With the passage of the 1964 act. The government realized that there was a struggle of a more just and inclusive American that needed reconstruction, and we still had a long way to go to fix the issue. After the passage of the act, some civil rights activist was not satisfied that the act didn’t meet some of the goals, and in order to do that it would take some legislative action, judicial precedent and some mobilization in order to guarantee civil rights for African Americans. In return of the wave of protest by some activist, the US congress passed the voting right act of 1965, the act focused on the rehabilitation of the legacy of discrimination against African Americans access to ballots. There were definitely a wave of period of long
The assassination of President Kennedy in November 1963 threatened the legislation he had fought so hard to achieve. However, an unlikely supporter in the minds of most civil rights organizations was found in the new president, Lyndon B. Johnson (EEOC, n.d.). With the nation still grief-stricken by its tragic loss, President Johnson addressed Congress in a humbling manner, in which he stated “We have talked long enough in this country about civil rights. It is time to write the next chapter and to write it in the books of law . .

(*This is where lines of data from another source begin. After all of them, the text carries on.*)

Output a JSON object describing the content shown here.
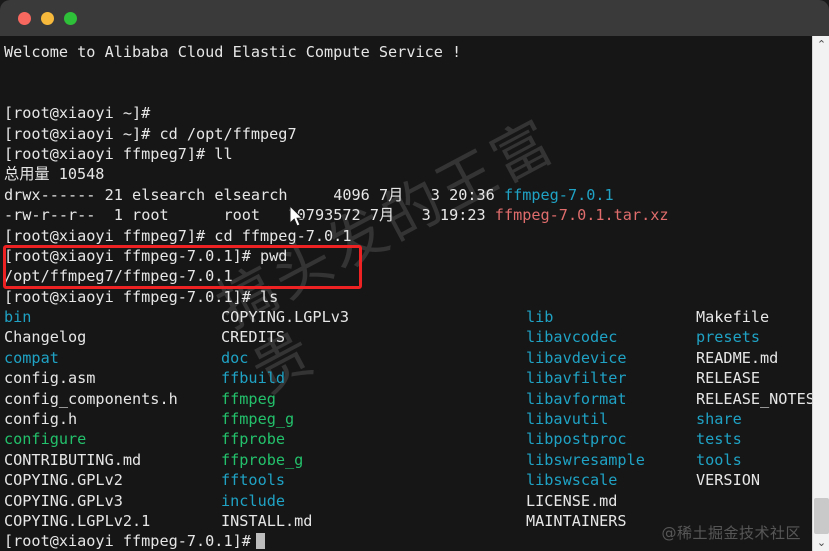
{
  "window": {
    "traffic_lights": [
      {
        "name": "close-button",
        "color": "#f9685f"
      },
      {
        "name": "minimize-button",
        "color": "#f6b93b"
      },
      {
        "name": "maximize-button",
        "color": "#2fc039"
      }
    ]
  },
  "terminal": {
    "welcome": "Welcome to Alibaba Cloud Elastic Compute Service !",
    "lines": [
      "[root@xiaoyi ~]#",
      "[root@xiaoyi ~]# cd /opt/ffmpeg7",
      "[root@xiaoyi ffmpeg7]# ll",
      "总用量 10548"
    ],
    "ll_rows": [
      {
        "perms": "drwx------",
        "links": "21",
        "owner": "elsearch",
        "group": "elsearch",
        "size": "4096",
        "month": "7月",
        "day": "3",
        "time": "20:36",
        "name": "ffmpeg-7.0.1",
        "name_color": "dir"
      },
      {
        "perms": "-rw-r--r--",
        "links": "1",
        "owner": "root",
        "group": "root",
        "size": "10793572",
        "month": "7月",
        "day": "3",
        "time": "19:23",
        "name": "ffmpeg-7.0.1.tar.xz",
        "name_color": "archive"
      }
    ],
    "cd_line": "[root@xiaoyi ffmpeg7]# cd ffmpeg-7.0.1",
    "pwd_cmd": "[root@xiaoyi ffmpeg-7.0.1]# pwd",
    "pwd_out": "/opt/ffmpeg7/ffmpeg-7.0.1",
    "ls_cmd": "[root@xiaoyi ffmpeg-7.0.1]# ls",
    "ls_grid": [
      [
        {
          "text": "bin",
          "color": "dir"
        },
        {
          "text": "COPYING.LGPLv3",
          "color": "plain"
        },
        {
          "text": "lib",
          "color": "dir"
        },
        {
          "text": "Makefile",
          "color": "plain"
        }
      ],
      [
        {
          "text": "Changelog",
          "color": "plain"
        },
        {
          "text": "CREDITS",
          "color": "plain"
        },
        {
          "text": "libavcodec",
          "color": "dir"
        },
        {
          "text": "presets",
          "color": "dir"
        }
      ],
      [
        {
          "text": "compat",
          "color": "dir"
        },
        {
          "text": "doc",
          "color": "dir"
        },
        {
          "text": "libavdevice",
          "color": "dir"
        },
        {
          "text": "README.md",
          "color": "plain"
        }
      ],
      [
        {
          "text": "config.asm",
          "color": "plain"
        },
        {
          "text": "ffbuild",
          "color": "dir"
        },
        {
          "text": "libavfilter",
          "color": "dir"
        },
        {
          "text": "RELEASE",
          "color": "plain"
        }
      ],
      [
        {
          "text": "config_components.h",
          "color": "plain"
        },
        {
          "text": "ffmpeg",
          "color": "exec"
        },
        {
          "text": "libavformat",
          "color": "dir"
        },
        {
          "text": "RELEASE_NOTES",
          "color": "plain"
        }
      ],
      [
        {
          "text": "config.h",
          "color": "plain"
        },
        {
          "text": "ffmpeg_g",
          "color": "exec"
        },
        {
          "text": "libavutil",
          "color": "dir"
        },
        {
          "text": "share",
          "color": "dir"
        }
      ],
      [
        {
          "text": "configure",
          "color": "exec"
        },
        {
          "text": "ffprobe",
          "color": "exec"
        },
        {
          "text": "libpostproc",
          "color": "dir"
        },
        {
          "text": "tests",
          "color": "dir"
        }
      ],
      [
        {
          "text": "CONTRIBUTING.md",
          "color": "plain"
        },
        {
          "text": "ffprobe_g",
          "color": "exec"
        },
        {
          "text": "libswresample",
          "color": "dir"
        },
        {
          "text": "tools",
          "color": "dir"
        }
      ],
      [
        {
          "text": "COPYING.GPLv2",
          "color": "plain"
        },
        {
          "text": "fftools",
          "color": "dir"
        },
        {
          "text": "libswscale",
          "color": "dir"
        },
        {
          "text": "VERSION",
          "color": "plain"
        }
      ],
      [
        {
          "text": "COPYING.GPLv3",
          "color": "plain"
        },
        {
          "text": "include",
          "color": "dir"
        },
        {
          "text": "LICENSE.md",
          "color": "plain"
        },
        {
          "text": "",
          "color": "plain"
        }
      ],
      [
        {
          "text": "COPYING.LGPLv2.1",
          "color": "plain"
        },
        {
          "text": "INSTALL.md",
          "color": "plain"
        },
        {
          "text": "MAINTAINERS",
          "color": "plain"
        },
        {
          "text": "",
          "color": "plain"
        }
      ]
    ],
    "final_prompt": "[root@xiaoyi ffmpeg-7.0.1]#"
  },
  "annotation": {
    "highlight_color": "#ee2222"
  },
  "watermarks": {
    "diagonal": "搞头发的王富贵",
    "corner": "@稀土掘金技术社区"
  },
  "scrollbar": {
    "up_arrow": "⌃",
    "down_arrow": "⌄"
  },
  "colors": {
    "background": "#161616",
    "titlebar": "#3a3a3a",
    "foreground": "#e6e6e6",
    "directory": "#1fa2c4",
    "executable": "#23c16b",
    "archive": "#e06c6c"
  }
}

Luckily, a Kent State professor talked them out of it. He begged them! Photographs of the dead students/protestors at Kent State were exhibited in newspapers and periodicals worldwide amplifying the sentiment against the United States’ invasion of Cambodia and the Vietnam War. The shootings led to 450 college campuses closing across the United States. Shortly after the Kent State shootings, a banner was hung out of a window at New York University stating “They Can’t Kill Us All!” On May the 8th, eleven people were bayoneted at the University of New Mexico and shortly after that 100,000 people demonstrated in Washington, D.C.
From 1954 to 1968, African Americans went through a very tough time as the civil rights movement took place. Everyone in the South were being segregated by race, and there were marches, and strikes, and there were tons of other things going on at the time. Many people of the U.S. had a part in this movement, especially the thirty-sixth president of the United States. Lyndon B. Johnson made a huge contribution to the civil rights movement. Lyndon Baines Johnson was born on Thursday, August 27, 1908, to Sam Ealy Johnson Jr., dad, and Rebekah Baines Johnson, mom (Lyndon B. Johnson History.com).
The years following the Civil war brought about an enormous change to the very threads of our country. Nearly 5 days after the civil war ended, President Lincoln had been assassinated and our country was thrown into a great deal of turmoil, especially because our new president was the racist southerner, Andrew Johnson. We needed to rebuild our country from the death and destruction that had happened during the Civil War and the matter of the rights for the newly freed slaves would become a Pressing Issue in our country. Overall, the age of reconstruction was successful in bringing rights to African Americans in our country through the 14th and 15th amendments but was also a failure because of the continued hate and oppression that they would
The Civil Rights Act of 1964 specifically address the issues of voting rights, public accommodations, the desegregation of schools, funding programs that are nondiscriminatory and so on. This began with the act that outlawed segregation in businesses, public places and public schools. Through time this has come to done much goodness in Americans society. Although there are many things that Americans have to work to halt to racially divided areas in the country. Today we attend school with peers of all races, backgrounds, and cultures